Alex Halavais teaches you How to cheat good. As a univ. teacher, he’s undoubtedly uniquely qualified to give his studied opinion on the subject.
The tips are:
1. Don’t cheat off family
My suggestion, in this case, is to continue to cut and paste the answer, but to legally change your name. A convenience marriage may do the trick.
2. Don’t talk British.
The only people allowed to use the word “colour” are those with Indian surnames. “Weight,” you may argue, “I was bourne and razed in the english countryside.” I have no doubt, but…
3. You Google, I Google
…copy from something a bit more obscure. Or—and this is really tricky—try making up your own stuff.
4. Dont rite to good
…try not to plagiarize the teacher…Steal her ideas and rephrase them in your own prose, because there is nothing teachers like more than knowing that students can write well but have no original ideas.
5. Malaprop big words
We’ll be udderly convinced of your genuinity…
6. Use the word “rediculous.”
7. Borrow from someone who writes as badly as you do.
8. Edit > Paste Special > Unformatted Text
When I am reading a document in black, Times New Roman, 12pt, and it suddenly changes to blue, Helvetica, 10pt (yes, really), I’m going to guess that something odd may be going on.
His advice on what to do if you follow all eight points and still get caught is reproduced below (since he allows us to reproduce verbatim…)

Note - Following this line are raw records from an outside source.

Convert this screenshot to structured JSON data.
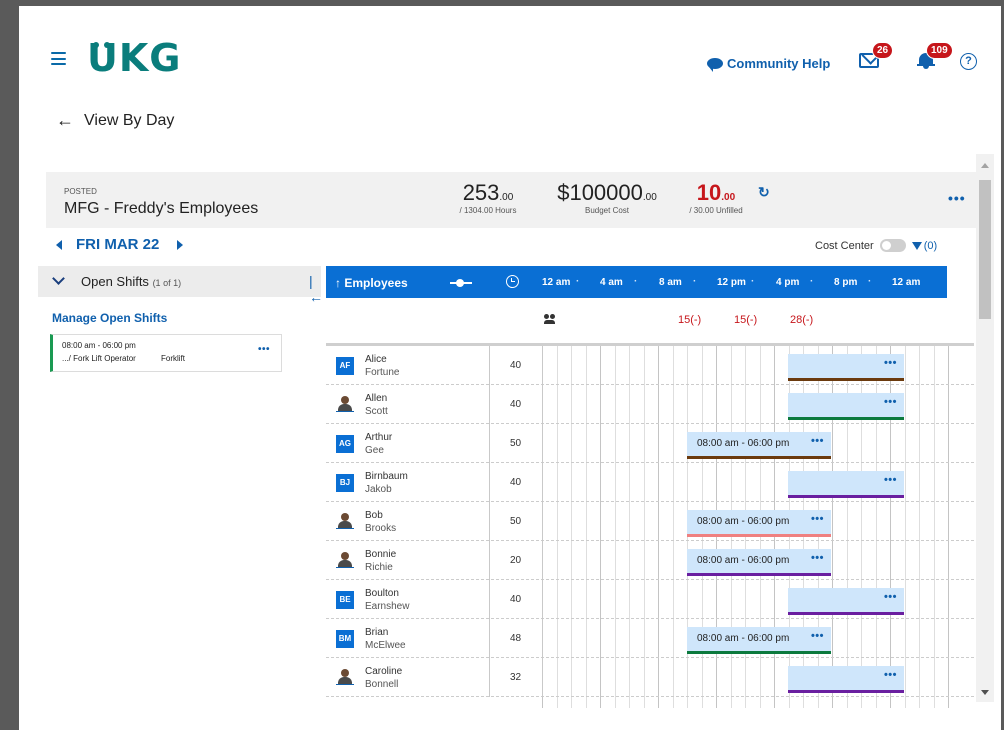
{
  "header": {
    "logo": "UKG",
    "community_help": "Community Help",
    "mail_count": "26",
    "notif_count": "109",
    "help_glyph": "?"
  },
  "page": {
    "back_label": "View By Day"
  },
  "summary": {
    "status": "POSTED",
    "team": "MFG - Freddy's Employees",
    "hours_value": "253",
    "hours_decimal": ".00",
    "hours_sub": "/ 1304.00 Hours",
    "budget_value": "$100000",
    "budget_decimal": ".00",
    "budget_sub": "Budget Cost",
    "unfilled_value": "10",
    "unfilled_decimal": ".00",
    "unfilled_sub": "/ 30.00 Unfilled"
  },
  "date_nav": {
    "date": "FRI MAR 22",
    "cost_center": "Cost Center",
    "filter_count": "(0)"
  },
  "open_shifts": {
    "title": "Open Shifts",
    "count": "(1 of 1)",
    "manage": "Manage Open Shifts",
    "card_time": "08:00 am - 06:00 pm",
    "card_job": ".../ Fork Lift Operator",
    "card_tag": "Forklift"
  },
  "schedule": {
    "employees_label": "Employees",
    "ticks": [
      "12 am",
      "4 am",
      "8 am",
      "12 pm",
      "4 pm",
      "8 pm",
      "12 am"
    ],
    "coverage": [
      "15(-)",
      "15(-)",
      "28(-)"
    ],
    "rows": [
      {
        "initials": "AF",
        "first": "Alice",
        "last": "Fortune",
        "hours": "40",
        "shift": "",
        "color": "#6b3a0e"
      },
      {
        "initials": "",
        "first": "Allen",
        "last": "Scott",
        "hours": "40",
        "shift": "",
        "color": "#0c7a3e"
      },
      {
        "initials": "AG",
        "first": "Arthur",
        "last": "Gee",
        "hours": "50",
        "shift": "08:00 am - 06:00 pm",
        "color": "#6b3a0e"
      },
      {
        "initials": "BJ",
        "first": "Birnbaum",
        "last": "Jakob",
        "hours": "40",
        "shift": "",
        "color": "#6a1fa0"
      },
      {
        "initials": "",
        "first": "Bob",
        "last": "Brooks",
        "hours": "50",
        "shift": "08:00 am - 06:00 pm",
        "color": "#ef8080"
      },
      {
        "initials": "",
        "first": "Bonnie",
        "last": "Richie",
        "hours": "20",
        "shift": "08:00 am - 06:00 pm",
        "color": "#6a1fa0"
      },
      {
        "initials": "BE",
        "first": "Boulton",
        "last": "Earnshew",
        "hours": "40",
        "shift": "",
        "color": "#6a1fa0"
      },
      {
        "initials": "BM",
        "first": "Brian",
        "last": "McElwee",
        "hours": "48",
        "shift": "08:00 am - 06:00 pm",
        "color": "#0c7a3e"
      },
      {
        "initials": "",
        "first": "Caroline",
        "last": "Bonnell",
        "hours": "32",
        "shift": "",
        "color": "#6a1fa0"
      }
    ]
  },
  "colors": {
    "brand": "#0a7d7c",
    "accent": "#0a6fd4",
    "alert": "#c6161b"
  }
}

“Like a postmodern version of Searle’s Chinese Room, I am able to re-articulate existing knowledge through my command of its (re)presentation and manipulation. Any claim to originality ignores what I like to call our ability to stand on the shoulders of giants. By this, I mean that there is a well-known correlation between book sales and height, and we should use their height to our own advantage, to avoid mud and small dogs.
“Also, is it really all that original to give me an F? After all, I’ve already received an F from two other profs this semester alone. Be an original: give me a C.
“By the way, I don’t know who this ‘John Rawls’ guy is—is he even in our major?—but I think it’s possible he cheated off me.
“Finally, and I think this is most vital, my plagiarism in this case is a clear indictment of the educational system. After all, I’ve been failed by my high school and by three years of university, while continually passing. I don’t think it can be entirely my fault if I’ve gotten this far by plagiarism, and in this, my last class, you decide that it is somehow ‘wrong.’ Clearly, you should use this outcome as a way of evaluating your own teaching and expectations.”
The full piece is definitely worth a read, as are the comments! Go look!